Ultimately, Future Redeemed doesn’t take the approach of spelling everything out to the player. There is an assumption here — and it’s a fair one — that if you endured over 300 hours playing through all three games and their story DLCs, then you don’t need a cutscene to beat you over the head to make it clear on what’s happening. There’s an artistic subtlety to this DLC’s story telling. It’s a bit of a gamble, considering this is wrapping up a trilogy, but if you take the time after the credits roll to let it all sink in, everything should make sense. If not, there are plenty of YouTube videos to spell it all out for you.
It’s a true shame the Xenoblade Chronicles trilogy has such a high barrier to entry with their lofty completion times and MMORPG-like combat systems, because so many people are just missing out on such memorable experiences.
I’m excited for the inevitable remake of Xenoblade Chronicles 3 on a future Nintendo console
Final Thoughts (with some light spoilers)
I had some pretty high expectations with Future Redeemed, especially since I’m apparently one of those rare people who believe Xenoblade Chronicles 3 is one of the best RPGs ever made. I also grew up with Xenogears as one of my favorite games from the original PlayStation era, and I did experience the Xenosaga trilogy, however weak it is in comparison to Xenogears and the Xenoblade Chronicles trilogy. Overall, I felt the storytelling in Future Redeemed was a little rushed and the characters weren’t as fleshed out as I would have liked them to have been. Both of these things come as a surprise to me, because of how great both those elements are in Torna The Golden Country. But Future Redeemed has a lot more on its plate than just telling a prequel story.

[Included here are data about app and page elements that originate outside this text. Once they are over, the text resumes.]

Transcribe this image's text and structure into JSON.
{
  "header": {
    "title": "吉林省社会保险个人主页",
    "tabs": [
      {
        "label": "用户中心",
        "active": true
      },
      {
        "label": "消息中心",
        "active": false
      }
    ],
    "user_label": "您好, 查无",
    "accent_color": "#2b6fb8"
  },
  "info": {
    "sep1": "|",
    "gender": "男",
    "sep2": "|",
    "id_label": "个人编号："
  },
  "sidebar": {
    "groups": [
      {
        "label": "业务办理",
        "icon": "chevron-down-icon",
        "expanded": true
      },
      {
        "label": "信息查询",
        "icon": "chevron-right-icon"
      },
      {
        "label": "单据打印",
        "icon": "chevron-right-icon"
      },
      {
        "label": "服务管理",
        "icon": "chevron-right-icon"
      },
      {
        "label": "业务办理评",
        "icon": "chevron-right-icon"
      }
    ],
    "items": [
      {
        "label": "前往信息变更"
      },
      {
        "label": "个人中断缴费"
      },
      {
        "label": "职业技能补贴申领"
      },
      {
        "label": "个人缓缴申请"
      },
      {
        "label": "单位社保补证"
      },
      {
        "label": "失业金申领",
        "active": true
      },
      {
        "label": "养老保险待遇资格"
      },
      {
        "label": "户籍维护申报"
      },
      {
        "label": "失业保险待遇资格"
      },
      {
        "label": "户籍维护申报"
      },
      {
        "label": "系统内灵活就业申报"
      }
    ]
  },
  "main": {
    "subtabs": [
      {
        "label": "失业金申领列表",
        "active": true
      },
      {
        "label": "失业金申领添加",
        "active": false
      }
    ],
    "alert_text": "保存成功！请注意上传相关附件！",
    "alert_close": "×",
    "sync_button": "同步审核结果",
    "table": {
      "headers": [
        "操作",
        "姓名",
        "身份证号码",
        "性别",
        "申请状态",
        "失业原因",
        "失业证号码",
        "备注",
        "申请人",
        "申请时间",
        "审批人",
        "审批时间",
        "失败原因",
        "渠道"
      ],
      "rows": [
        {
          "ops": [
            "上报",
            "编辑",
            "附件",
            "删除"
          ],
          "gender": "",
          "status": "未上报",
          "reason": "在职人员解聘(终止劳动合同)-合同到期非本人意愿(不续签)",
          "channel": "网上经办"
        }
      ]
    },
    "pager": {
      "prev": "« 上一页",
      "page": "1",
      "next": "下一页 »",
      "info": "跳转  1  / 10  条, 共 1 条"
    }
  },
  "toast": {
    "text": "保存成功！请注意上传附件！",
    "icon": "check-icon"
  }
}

I appreciate the subtlety of the closing scenes and commend the team for bringing back Joanne Hogg, who sang the vocals for the ending themes of Xenogears and Xenosaga, for the final song in Future Redeemed. I mention this because it shows just how much love and care were put into capping off the Klaus trilogy. We’ve gone from Xenoblade Chronicles 1’s “Reyn Time” to “the power of friendship” in Xenoblade Chronicles 2. The third game gave us the treat of “Lanz wanting something a bit meatier,” and now Matthew’s full of beans. For everything silly, comical, and outlandish from the Xenoblade Chronicles trilogy (and yes, that includes Mythra and Pyra’s designs), there are moments of tenderness, joy, and emotional triumphs that very few games achieve. Future Redeemed wasn’t perfect, but I can’t imagine a better way to end this story.